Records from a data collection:
────────────────────

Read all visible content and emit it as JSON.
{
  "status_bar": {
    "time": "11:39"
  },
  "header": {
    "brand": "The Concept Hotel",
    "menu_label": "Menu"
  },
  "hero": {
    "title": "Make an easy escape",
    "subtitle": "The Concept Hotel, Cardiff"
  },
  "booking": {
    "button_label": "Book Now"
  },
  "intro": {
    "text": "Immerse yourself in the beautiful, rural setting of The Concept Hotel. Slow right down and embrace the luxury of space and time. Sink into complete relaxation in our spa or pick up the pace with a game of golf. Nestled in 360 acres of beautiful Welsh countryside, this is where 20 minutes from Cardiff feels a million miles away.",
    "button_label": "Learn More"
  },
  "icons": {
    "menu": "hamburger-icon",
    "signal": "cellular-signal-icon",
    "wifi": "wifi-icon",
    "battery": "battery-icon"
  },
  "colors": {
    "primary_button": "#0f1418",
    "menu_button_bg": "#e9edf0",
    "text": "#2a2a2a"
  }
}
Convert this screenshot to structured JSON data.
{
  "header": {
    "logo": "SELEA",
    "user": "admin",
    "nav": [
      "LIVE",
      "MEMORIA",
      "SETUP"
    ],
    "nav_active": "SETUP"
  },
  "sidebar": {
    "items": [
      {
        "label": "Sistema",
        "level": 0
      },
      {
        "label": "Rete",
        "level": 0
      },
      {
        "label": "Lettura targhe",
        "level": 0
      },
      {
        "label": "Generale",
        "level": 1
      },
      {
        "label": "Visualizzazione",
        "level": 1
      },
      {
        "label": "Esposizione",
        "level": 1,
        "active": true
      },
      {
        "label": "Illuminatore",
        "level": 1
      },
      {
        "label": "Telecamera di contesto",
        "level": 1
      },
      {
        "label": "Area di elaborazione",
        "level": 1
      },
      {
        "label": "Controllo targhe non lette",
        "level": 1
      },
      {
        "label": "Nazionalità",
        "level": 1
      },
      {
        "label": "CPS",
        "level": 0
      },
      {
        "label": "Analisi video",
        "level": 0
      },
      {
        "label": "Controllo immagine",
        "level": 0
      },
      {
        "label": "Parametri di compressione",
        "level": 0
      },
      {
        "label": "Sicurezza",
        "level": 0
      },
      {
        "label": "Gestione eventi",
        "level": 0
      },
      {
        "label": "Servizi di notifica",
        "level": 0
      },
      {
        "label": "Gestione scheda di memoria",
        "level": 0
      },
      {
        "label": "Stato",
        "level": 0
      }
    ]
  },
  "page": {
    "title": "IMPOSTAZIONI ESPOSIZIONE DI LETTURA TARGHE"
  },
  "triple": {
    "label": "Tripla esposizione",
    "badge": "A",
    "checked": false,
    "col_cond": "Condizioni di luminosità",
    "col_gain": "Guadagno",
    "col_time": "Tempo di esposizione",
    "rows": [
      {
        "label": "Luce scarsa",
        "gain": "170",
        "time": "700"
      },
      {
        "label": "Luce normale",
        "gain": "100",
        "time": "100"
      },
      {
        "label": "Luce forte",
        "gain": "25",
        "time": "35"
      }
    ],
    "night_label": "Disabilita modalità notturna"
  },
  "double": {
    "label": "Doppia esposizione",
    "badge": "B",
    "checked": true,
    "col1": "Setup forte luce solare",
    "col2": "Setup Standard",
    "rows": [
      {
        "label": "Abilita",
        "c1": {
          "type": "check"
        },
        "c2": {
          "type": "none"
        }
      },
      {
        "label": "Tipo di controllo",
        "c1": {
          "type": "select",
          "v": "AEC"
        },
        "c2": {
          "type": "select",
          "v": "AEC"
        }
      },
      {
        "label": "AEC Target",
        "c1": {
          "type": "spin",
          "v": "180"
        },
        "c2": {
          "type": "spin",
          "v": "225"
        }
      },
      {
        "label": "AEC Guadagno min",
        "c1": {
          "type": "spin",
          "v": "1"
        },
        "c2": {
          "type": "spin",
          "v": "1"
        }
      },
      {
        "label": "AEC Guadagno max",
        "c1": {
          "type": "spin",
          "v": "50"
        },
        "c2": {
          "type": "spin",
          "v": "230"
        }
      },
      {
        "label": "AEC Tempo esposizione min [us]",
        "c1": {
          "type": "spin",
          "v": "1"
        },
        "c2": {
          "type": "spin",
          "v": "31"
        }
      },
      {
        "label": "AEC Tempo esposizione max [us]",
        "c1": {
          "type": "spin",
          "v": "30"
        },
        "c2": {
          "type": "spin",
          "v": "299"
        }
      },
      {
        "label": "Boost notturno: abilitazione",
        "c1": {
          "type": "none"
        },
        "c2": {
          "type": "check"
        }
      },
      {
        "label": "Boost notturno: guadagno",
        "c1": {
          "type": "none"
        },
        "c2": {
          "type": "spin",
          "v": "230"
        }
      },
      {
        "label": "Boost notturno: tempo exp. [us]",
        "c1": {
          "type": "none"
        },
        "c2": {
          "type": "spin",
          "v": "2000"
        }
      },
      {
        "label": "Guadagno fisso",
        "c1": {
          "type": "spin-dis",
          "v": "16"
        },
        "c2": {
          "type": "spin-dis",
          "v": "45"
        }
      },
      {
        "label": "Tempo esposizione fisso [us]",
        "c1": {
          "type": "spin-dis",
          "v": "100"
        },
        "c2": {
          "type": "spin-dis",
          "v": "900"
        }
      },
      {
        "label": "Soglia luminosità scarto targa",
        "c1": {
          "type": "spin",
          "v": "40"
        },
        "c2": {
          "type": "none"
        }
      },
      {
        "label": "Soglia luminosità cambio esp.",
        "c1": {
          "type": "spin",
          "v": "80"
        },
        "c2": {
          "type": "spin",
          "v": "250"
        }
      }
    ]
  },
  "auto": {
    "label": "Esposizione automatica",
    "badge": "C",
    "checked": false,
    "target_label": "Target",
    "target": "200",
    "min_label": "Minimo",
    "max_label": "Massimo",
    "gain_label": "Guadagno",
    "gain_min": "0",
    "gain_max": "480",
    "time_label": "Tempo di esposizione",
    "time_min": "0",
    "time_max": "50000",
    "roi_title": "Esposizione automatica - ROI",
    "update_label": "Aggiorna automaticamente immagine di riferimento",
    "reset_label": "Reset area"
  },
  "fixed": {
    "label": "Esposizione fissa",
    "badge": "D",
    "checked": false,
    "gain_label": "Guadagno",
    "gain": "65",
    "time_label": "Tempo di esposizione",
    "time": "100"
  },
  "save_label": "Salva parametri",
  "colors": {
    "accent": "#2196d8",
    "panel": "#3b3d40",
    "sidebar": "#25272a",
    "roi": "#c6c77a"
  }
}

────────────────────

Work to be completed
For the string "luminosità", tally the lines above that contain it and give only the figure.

The completed task
3